"I'd take them out behind the barn to shoot them," said Hester, the sponsor of SB464. "But we can't get that passed."
Hester said he hoped that by giving assurances of secrecy to suppliers willing to sell execution drugs to the Department of Correction, executions could resume again before the end of the year.
Others, however, responded to the filing of the bill on Monday with concerns about transparency of the execution process.
"I want to give it more thought, but on first blush it appears to me that we should be more open and transparent with something as serious as the death penalty," said Sen. Joyce Elliott, D-Little Rock, the chairman of a legislative subcommittee that oversees prisons.
Ashley Wimberley, the executive director of the Arkansas Press Association, said the bill and its criminal penalties for those whot disclose documents related to executions would have a "chilling impact on free speech and whistle-blower rights."
"They are taxpayer-funded actions that require transparency and accountability throughout the entire process," Wimberley said. "In its current form, this bill keeps almost everything about this solemn government function shielded from public scrutiny."

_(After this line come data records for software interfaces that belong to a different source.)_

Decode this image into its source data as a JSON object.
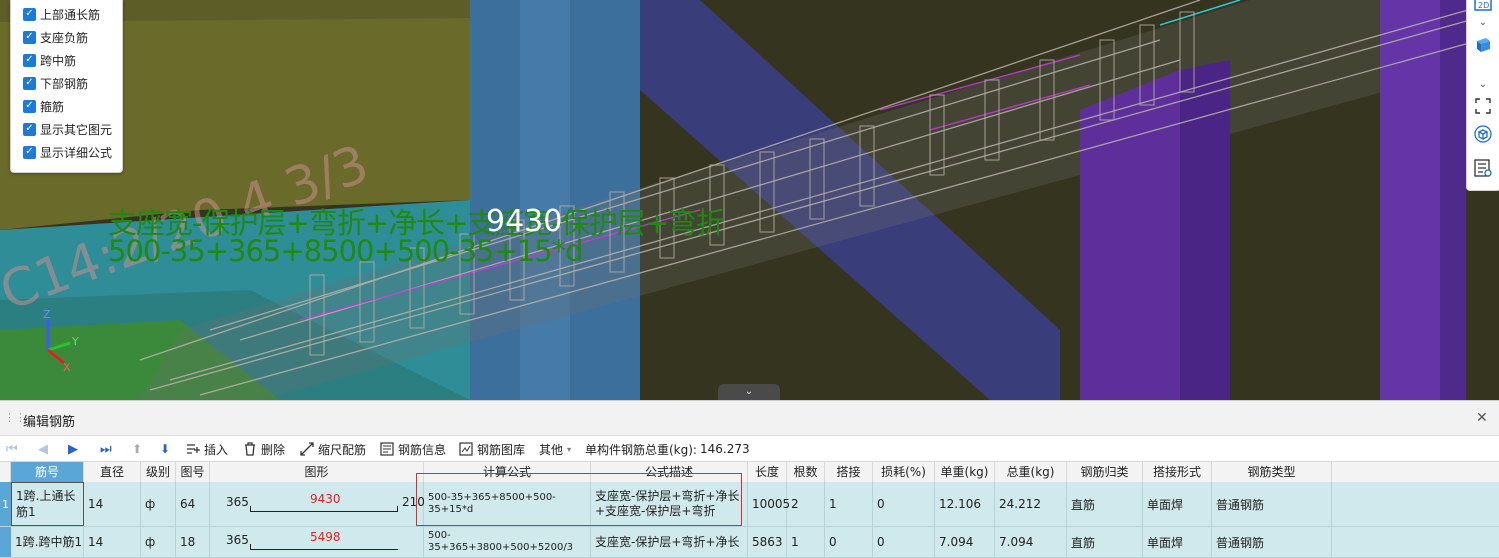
{
  "layers": [
    {
      "label": "上部通长筋",
      "checked": true
    },
    {
      "label": "支座负筋",
      "checked": true
    },
    {
      "label": "跨中筋",
      "checked": true
    },
    {
      "label": "下部钢筋",
      "checked": true
    },
    {
      "label": "箍筋",
      "checked": true
    },
    {
      "label": "显示其它图元",
      "checked": true
    },
    {
      "label": "显示详细公式",
      "checked": true
    }
  ],
  "viewport": {
    "formula_text": "支座宽-保护层+弯折+净长+支座宽-保护层+弯折",
    "formula_values": "500-35+365+8500+500-35+15*d",
    "length_label": "9430",
    "annotation_text": "C14:2/20  4 3/3",
    "axis": {
      "x": "X",
      "y": "Y",
      "z": "Z"
    }
  },
  "right_tools": [
    "view-2d-icon",
    "chevron-down-icon",
    "cube-icon",
    "chevron-down-icon",
    "fullscreen-icon",
    "cube-view-icon",
    "property-list-icon"
  ],
  "editor": {
    "title": "编辑钢筋",
    "toolbar": {
      "insert": "插入",
      "delete": "删除",
      "scale": "缩尺配筋",
      "info": "钢筋信息",
      "library": "钢筋图库",
      "other": "其他",
      "total_weight_label": "单构件钢筋总重(kg):",
      "total_weight_value": "146.273"
    },
    "columns": [
      "筋号",
      "直径(mm)",
      "级别",
      "图号",
      "图形",
      "计算公式",
      "公式描述",
      "长度",
      "根数",
      "搭接",
      "损耗(%)",
      "单重(kg)",
      "总重(kg)",
      "钢筋归类",
      "搭接形式",
      "钢筋类型"
    ],
    "rows": [
      {
        "index": "1",
        "name": "1跨.上通长筋1",
        "diameter": "14",
        "grade": "ф",
        "shape_no": "64",
        "shape_left": "365",
        "shape_mid": "9430",
        "shape_right": "210",
        "formula": "500-35+365+8500+500-35+15*d",
        "description": "支座宽-保护层+弯折+净长+支座宽-保护层+弯折",
        "length": "10005",
        "count": "2",
        "lap": "1",
        "loss": "0",
        "unit_weight": "12.106",
        "total_weight": "24.212",
        "category": "直筋",
        "lap_type": "单面焊",
        "rebar_type": "普通钢筋"
      },
      {
        "index": "",
        "name": "1跨.跨中筋1",
        "diameter": "14",
        "grade": "ф",
        "shape_no": "18",
        "shape_left": "365",
        "shape_mid": "5498",
        "shape_right": "",
        "formula": "500-35+365+3800+500+5200/3",
        "description": "支座宽-保护层+弯折+净长",
        "length": "5863",
        "count": "1",
        "lap": "0",
        "loss": "0",
        "unit_weight": "7.094",
        "total_weight": "7.094",
        "category": "直筋",
        "lap_type": "单面焊",
        "rebar_type": "普通钢筋"
      }
    ]
  }
}
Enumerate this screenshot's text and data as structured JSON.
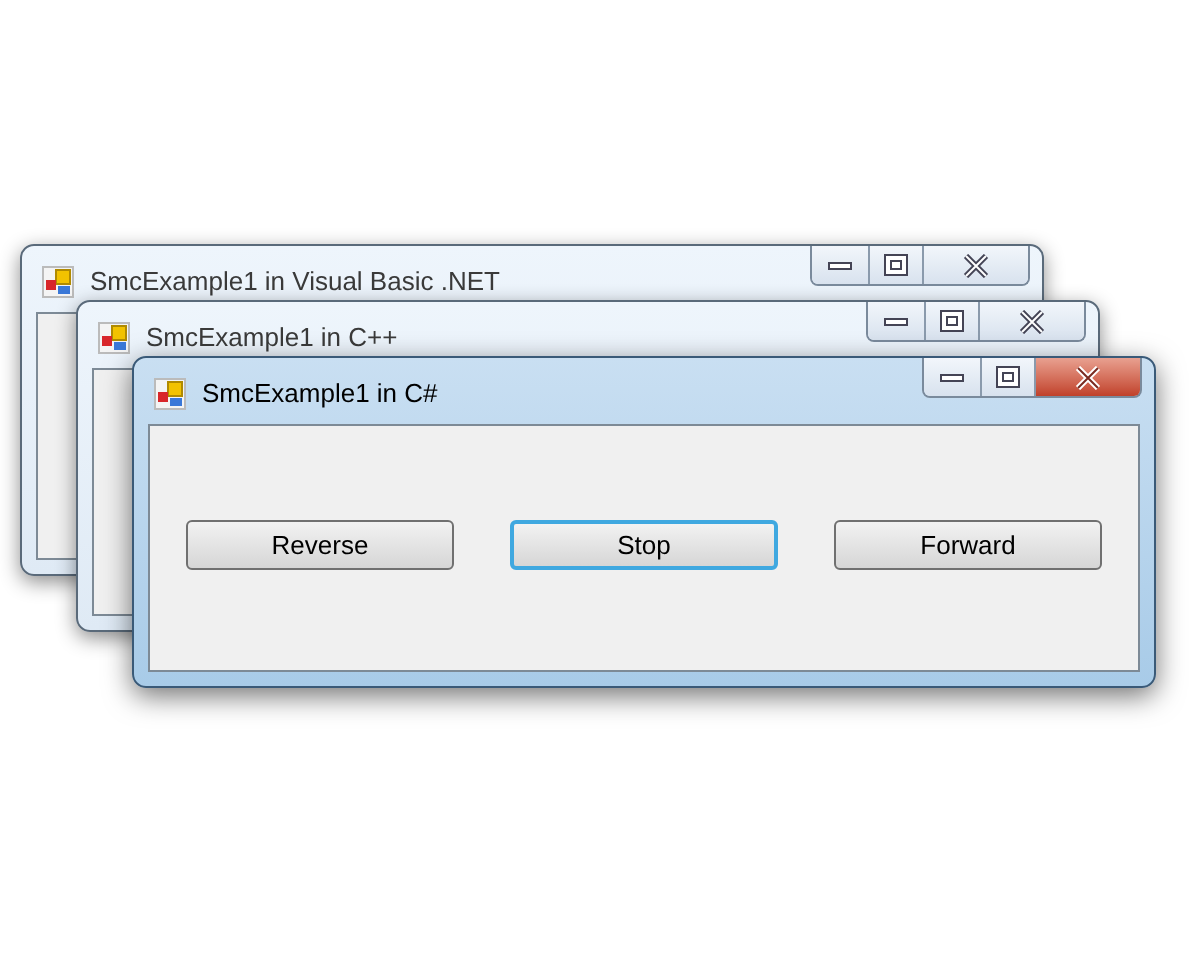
{
  "windows": [
    {
      "title": "SmcExample1 in Visual Basic .NET",
      "active": false
    },
    {
      "title": "SmcExample1 in C++",
      "active": false
    },
    {
      "title": "SmcExample1 in C#",
      "active": true,
      "buttons": [
        {
          "label": "Reverse",
          "focused": false
        },
        {
          "label": "Stop",
          "focused": true
        },
        {
          "label": "Forward",
          "focused": false
        }
      ]
    }
  ]
}
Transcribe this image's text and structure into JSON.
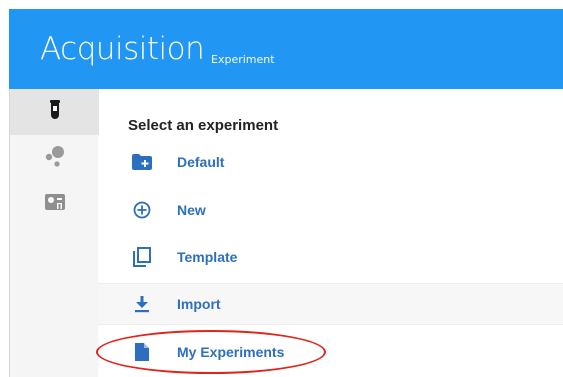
{
  "header": {
    "title": "Acquisition",
    "subtitle": "Experiment",
    "background": "#2196f3"
  },
  "sidebar": {
    "items": [
      {
        "icon": "test-tube-icon",
        "active": true
      },
      {
        "icon": "molecules-icon",
        "active": false
      },
      {
        "icon": "instrument-icon",
        "active": false
      }
    ]
  },
  "main": {
    "section_title": "Select an experiment",
    "items": [
      {
        "label": "Default",
        "icon": "new-folder-icon"
      },
      {
        "label": "New",
        "icon": "add-circle-icon"
      },
      {
        "label": "Template",
        "icon": "copy-icon"
      },
      {
        "label": "Import",
        "icon": "download-icon"
      },
      {
        "label": "My Experiments",
        "icon": "document-icon"
      }
    ],
    "accent": "#2c6fbe"
  },
  "annotation": {
    "color": "#e0241b",
    "target": "My Experiments"
  }
}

Asked how the public would be assured that prison officials are using the correct drugs under the law without the records to back it up, Hester said people would simply have to trust the Department of Correction.
"The department's saying they are," Hester said.
Many of the world's largest pharmaceutical manufacturers have for years been opposed to their products being used to kill people, and have attempted to install controls among their distributors in order to keep their products out of the hands of state executioners.
In response, lawmakers have enacted laws to keep their drug suppliers secret.
The Method of Execution Act passed in 2015 allowed prison officials to keep confidential or redact records that would directly identify the suppliers of the state's execution drugs.
However, the law specifically allowed for the release of drug labels and package inserts, documents that come along with the purchase of pharmaceutical drugs. After The Associated Press and other reporters later used those documents to identify the original drugmakers -- and the state Supreme Court upheld their disclosure under public records laws -- several companies came forward and said the department had skirted safeguards to obtain their products.
Third-party distributors and the eventual suppliers to the Department of Correction can face reprisals from manufacturing companies if they are found to have violated company protocols.
"If you disclose anything, they go and shut down the provider," Hester said.
Graves, the prisons spokesman, said on Monday that provisions of the bill that would make it a Class D felony -- punishable by up to six years in prison -- to "recklessly" disclose protected drug records were not part of the department's input during the bill drafting process.
Both Hester and the attorney general's office said they worked closely with Maddox and the governor to draft the legislation.
Hester declined to say who included the criminal penalties for disclosure.
Amanda Priest, a spokeswoman for Rutledge, said in a statement Monday that SB464 would "ensure that lawful jury sentences are carried out for heinous acts committed by those individuals awaiting justice."
Arkansas has not carried out an execution since April 2017, when four men were put to death over a two-week period. The state had originally planned eight executions that month, but half were halted by courts.
In part due to difficulties in maintaining a supply of drugs, and in part due to extensive litigation, the 2017 executions were the first carried out by the state in more than a decade.
Metro on 03/05/2019
Print Headline: Bill would end disclosures on execution drugs